- Opening Delimiter -

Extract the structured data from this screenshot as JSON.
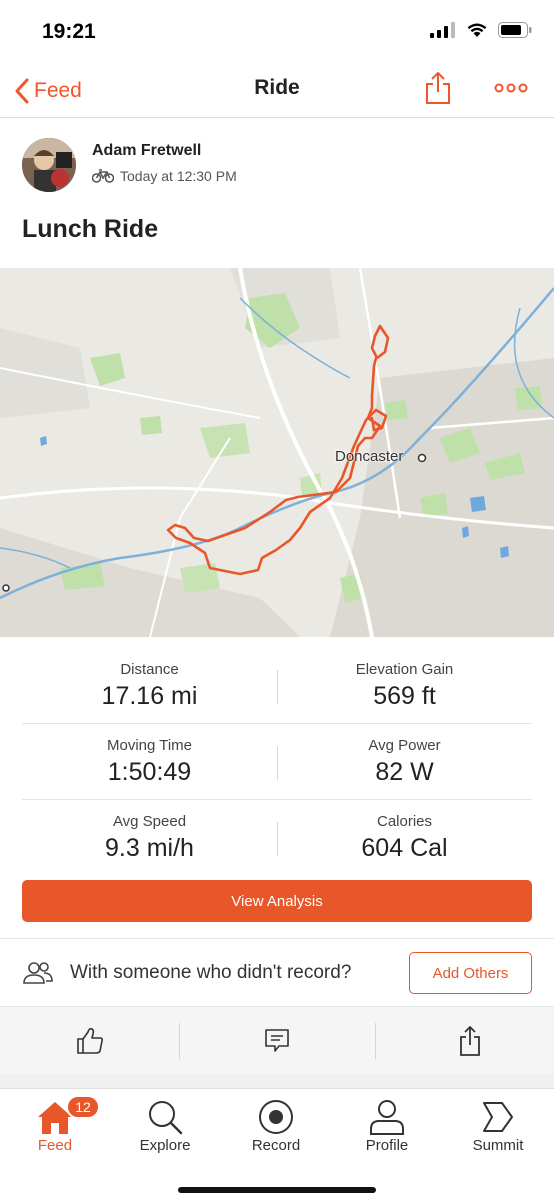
{
  "status_bar": {
    "time": "19:21"
  },
  "nav": {
    "back_label": "Feed",
    "title": "Ride"
  },
  "athlete": {
    "name": "Adam Fretwell",
    "meta": "Today at 12:30 PM"
  },
  "activity": {
    "title": "Lunch Ride"
  },
  "map": {
    "city_label": "Doncaster",
    "route_color": "#e8572a"
  },
  "stats": {
    "distance": {
      "label": "Distance",
      "value": "17.16 mi"
    },
    "elevation": {
      "label": "Elevation Gain",
      "value": "569 ft"
    },
    "moving_time": {
      "label": "Moving Time",
      "value": "1:50:49"
    },
    "avg_power": {
      "label": "Avg Power",
      "value": "82 W"
    },
    "avg_speed": {
      "label": "Avg Speed",
      "value": "9.3 mi/h"
    },
    "calories": {
      "label": "Calories",
      "value": "604 Cal"
    }
  },
  "analysis_button": "View Analysis",
  "with_someone": {
    "text": "With someone who didn't record?",
    "button": "Add Others"
  },
  "tabs": {
    "feed": {
      "label": "Feed",
      "badge": "12"
    },
    "explore": {
      "label": "Explore"
    },
    "record": {
      "label": "Record"
    },
    "profile": {
      "label": "Profile"
    },
    "summit": {
      "label": "Summit"
    }
  },
  "colors": {
    "accent": "#e8572a"
  }
}
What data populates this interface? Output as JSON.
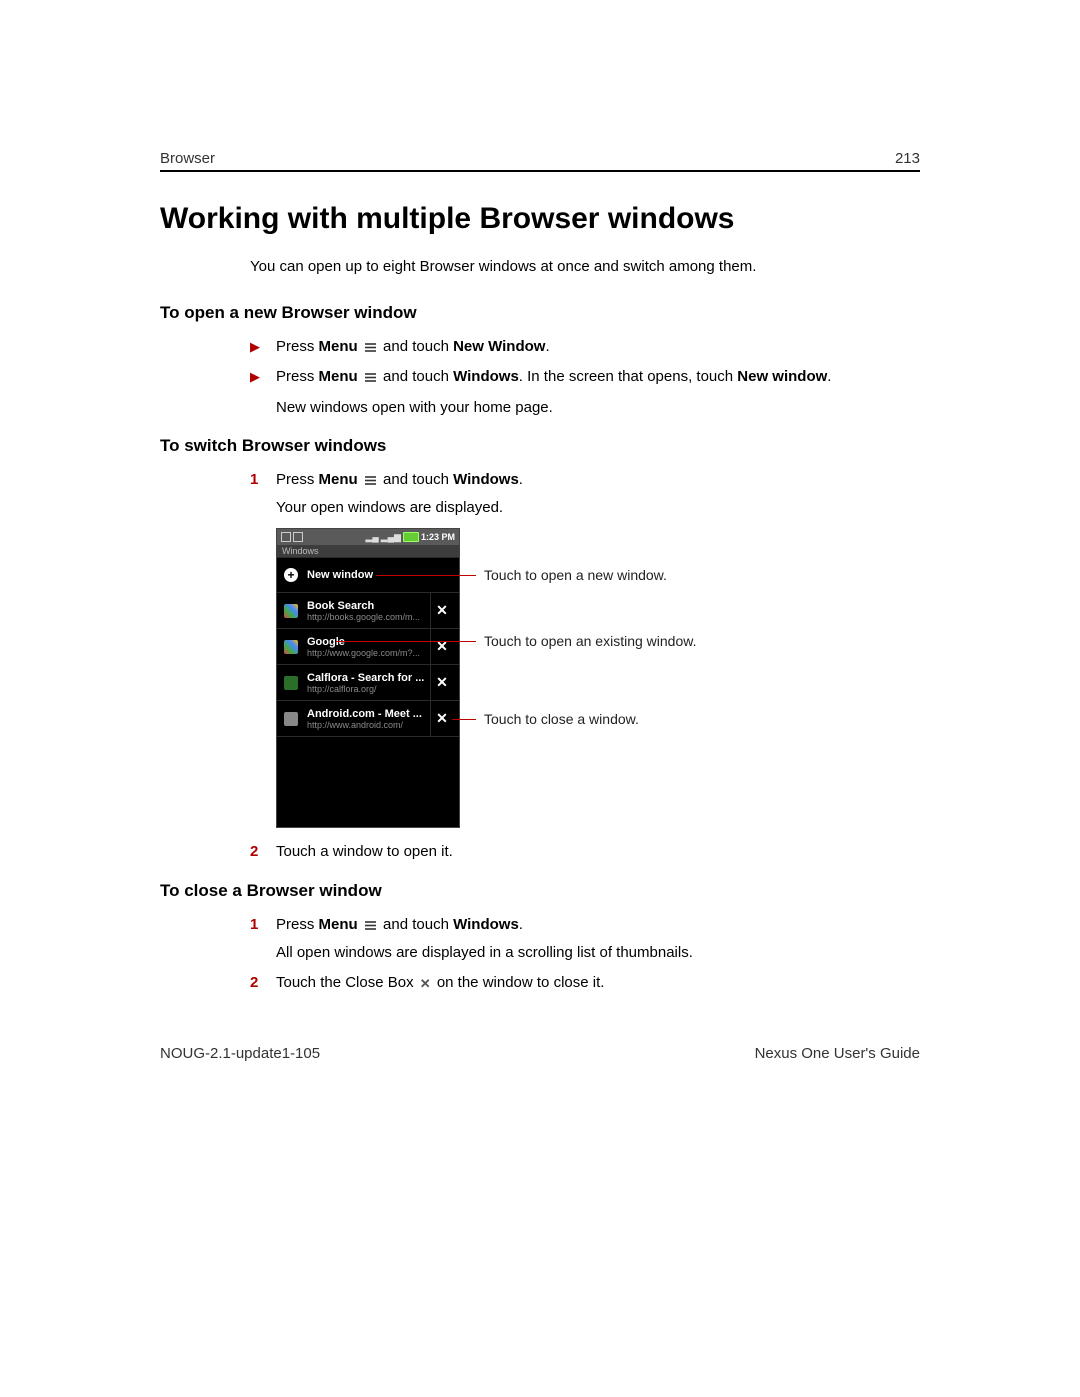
{
  "header": {
    "section": "Browser",
    "page": "213"
  },
  "title": "Working with multiple Browser windows",
  "intro": "You can open up to eight Browser windows at once and switch among them.",
  "section_open": {
    "heading": "To open a new Browser window",
    "item1_pre": "Press ",
    "item1_menu": "Menu",
    "item1_mid": " and touch ",
    "item1_bold": "New Window",
    "item1_post": ".",
    "item2_pre": "Press ",
    "item2_menu": "Menu",
    "item2_mid": " and touch ",
    "item2_bold": "Windows",
    "item2_post1": ". In the screen that opens, touch ",
    "item2_bold2": "New window",
    "item2_post2": ".",
    "note": "New windows open with your home page."
  },
  "section_switch": {
    "heading": "To switch Browser windows",
    "step1_pre": "Press ",
    "step1_menu": "Menu",
    "step1_mid": " and touch ",
    "step1_bold": "Windows",
    "step1_post": ".",
    "step1_sub": "Your open windows are displayed.",
    "step2": "Touch a window to open it."
  },
  "section_close": {
    "heading": "To close a Browser window",
    "step1_pre": "Press ",
    "step1_menu": "Menu",
    "step1_mid": " and touch ",
    "step1_bold": "Windows",
    "step1_post": ".",
    "step1_sub": "All open windows are displayed in a scrolling list of thumbnails.",
    "step2_pre": "Touch the Close Box ",
    "step2_post": " on the window to close it."
  },
  "phone": {
    "time": "1:23 PM",
    "windows_label": "Windows",
    "new_window": "New window",
    "items": [
      {
        "title": "Book Search",
        "url": "http://books.google.com/m..."
      },
      {
        "title": "Google",
        "url": "http://www.google.com/m?..."
      },
      {
        "title": "Calflora - Search for ...",
        "url": "http://calflora.org/"
      },
      {
        "title": "Android.com - Meet ...",
        "url": "http://www.android.com/"
      }
    ]
  },
  "callouts": {
    "c1": "Touch to open a new window.",
    "c2": "Touch to open an existing window.",
    "c3": "Touch to close a window."
  },
  "footer": {
    "left": "NOUG-2.1-update1-105",
    "right": "Nexus One User's Guide"
  },
  "nums": {
    "n1": "1",
    "n2": "2"
  }
}
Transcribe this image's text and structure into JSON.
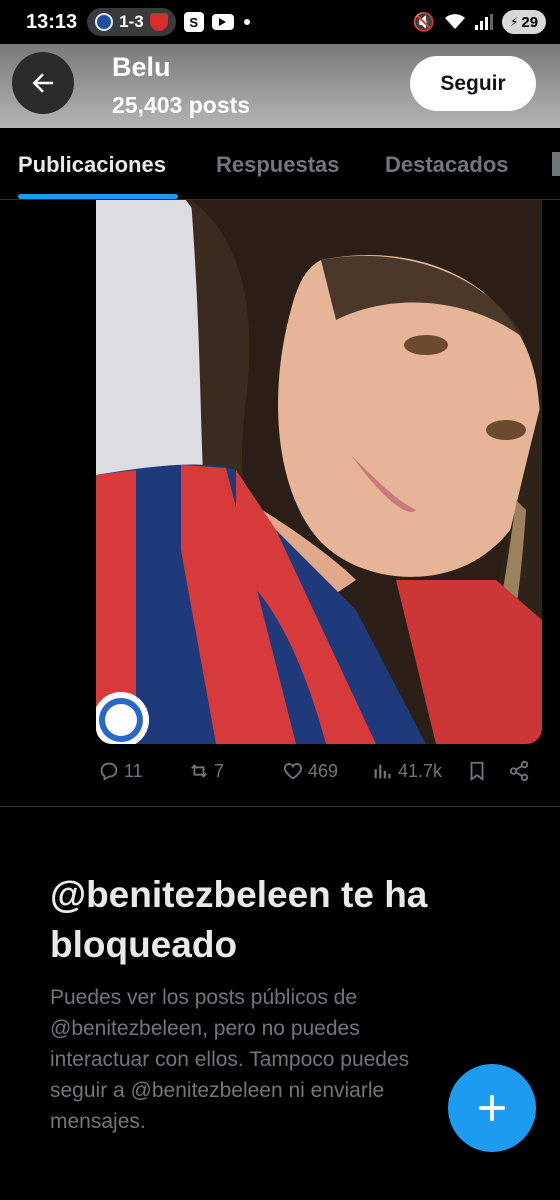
{
  "status_bar": {
    "time": "13:13",
    "score": "1-3",
    "battery": "29"
  },
  "header": {
    "name": "Belu",
    "posts_count": "25,403 posts",
    "follow_label": "Seguir"
  },
  "tabs": [
    {
      "label": "Publicaciones",
      "active": true
    },
    {
      "label": "Respuestas",
      "active": false
    },
    {
      "label": "Destacados",
      "active": false
    }
  ],
  "post": {
    "image_icon": "profile-photo",
    "actions": {
      "replies": "11",
      "reposts": "7",
      "likes": "469",
      "views": "41.7k"
    }
  },
  "blocked_notice": {
    "title": "@benitezbeleen te ha bloqueado",
    "body": "Puedes ver los posts públicos de @benitezbeleen, pero no puedes interactuar con ellos. Tampoco puedes seguir a @benitezbeleen ni enviarle mensajes."
  },
  "colors": {
    "accent": "#1d9bf0",
    "muted_text": "#71767b",
    "background": "#000000"
  }
}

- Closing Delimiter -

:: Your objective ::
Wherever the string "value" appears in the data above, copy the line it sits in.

:: Solution to this task ::
      "value": "17.16 mi"
      "value": "569 ft"
      "value": "1:50:49"
      "value": "82 W"
      "value": "9.3 mi/h"
      "value": "604 Cal"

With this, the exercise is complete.